The first thing that you should know about Harpers Ferry is that the small town is actually located in the middle of Harpers Ferry National Park. There is usually a small fee to get into the National Park, but it is well worth it! There is no parking in the town, unless you happen to be one of the 300 residents, so you must plan on parking at the National Park's visitors' center. There is a shuttle service that runs pretty regularly to take you into town.
The shuttle drops you off right along the scenic Potomac River. Actually, Harpers Ferry was a coveted, strategic town during the American Civil War because it is where the Potomac and the Shenandoah River meet. It also is where three different states meet: Maryland, Virginia, and West Virginia.
The town, park and surrounding areas are filled with history.
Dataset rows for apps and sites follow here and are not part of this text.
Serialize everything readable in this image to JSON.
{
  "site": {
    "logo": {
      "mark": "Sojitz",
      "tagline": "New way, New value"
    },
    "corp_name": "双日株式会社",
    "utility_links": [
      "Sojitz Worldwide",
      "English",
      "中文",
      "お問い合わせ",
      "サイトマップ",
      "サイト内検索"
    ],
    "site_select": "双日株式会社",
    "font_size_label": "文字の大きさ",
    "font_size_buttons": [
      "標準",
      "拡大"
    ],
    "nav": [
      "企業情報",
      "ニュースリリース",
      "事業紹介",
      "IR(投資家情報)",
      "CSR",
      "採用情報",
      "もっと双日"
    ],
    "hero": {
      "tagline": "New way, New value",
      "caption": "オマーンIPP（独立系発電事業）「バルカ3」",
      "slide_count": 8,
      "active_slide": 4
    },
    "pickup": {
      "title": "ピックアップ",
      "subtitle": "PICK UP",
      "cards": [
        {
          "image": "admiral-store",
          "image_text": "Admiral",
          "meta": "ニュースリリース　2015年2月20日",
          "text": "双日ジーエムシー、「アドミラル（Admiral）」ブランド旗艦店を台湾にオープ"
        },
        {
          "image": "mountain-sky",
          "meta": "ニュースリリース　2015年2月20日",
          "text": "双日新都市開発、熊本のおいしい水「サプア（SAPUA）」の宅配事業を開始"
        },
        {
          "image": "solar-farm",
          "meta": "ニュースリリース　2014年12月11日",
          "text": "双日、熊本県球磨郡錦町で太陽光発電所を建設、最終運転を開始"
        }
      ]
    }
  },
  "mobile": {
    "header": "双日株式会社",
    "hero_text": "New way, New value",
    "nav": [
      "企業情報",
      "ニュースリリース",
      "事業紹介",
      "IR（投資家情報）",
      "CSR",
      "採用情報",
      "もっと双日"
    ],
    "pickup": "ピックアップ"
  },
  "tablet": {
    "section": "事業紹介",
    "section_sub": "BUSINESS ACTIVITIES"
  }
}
Walking through the town is like walking through time. It is small, adorable, and authentic. There are little shops and information stops everywhere.
Half of the town is filled with boutiques and little shops. My favorite is Tenfold Fair Trade Collection (I'm a huge supporter of anything and everything fair trade). I found dark roast, fair trade coffee from Just Coffee Cooperative, which I am currently in love with. I've been making after-work lattes at least every other day!
Unfortunately, there was recently a fire in the town of 300, which damaged four buildings and nine businesses. Tenfold was one of these businesses, so the shop is now in a temporary location. Here is the gofundme page to help renew Harpers Ferry.
There are several places to hike around Harpers Ferry. It boasts gorgeous views of the town, the rivers, and the mountains!
Harpers Ferry is actually right along the Appalachian Trail, which is a big deal to my parents and I! We visited the Appalachian Trail Conservancy Headquarters and Visitors Center while in the area, and even stumbled upon some of the trail. Have you ever read A Walk in the Woods? The AT is somewhat similar to El Camino, which is what my parents and I hiked for a week in Spain last summer. It is a dream of mine to do the whole thing someday!
I was able to go backpacking along parts of the AT around this time last year, and I actually was able to look out over Harpers Ferry from the other side of the Shenandoah River. I'm so glad that I was able to get a closer look at this adorable town.
I was lucky to visit on the perfect fall day while the leaves were still changing. My advice is to plan for the whole day, explore the town and the trails and bring a camera!
Have you visited Harpers Ferry? What did you like best?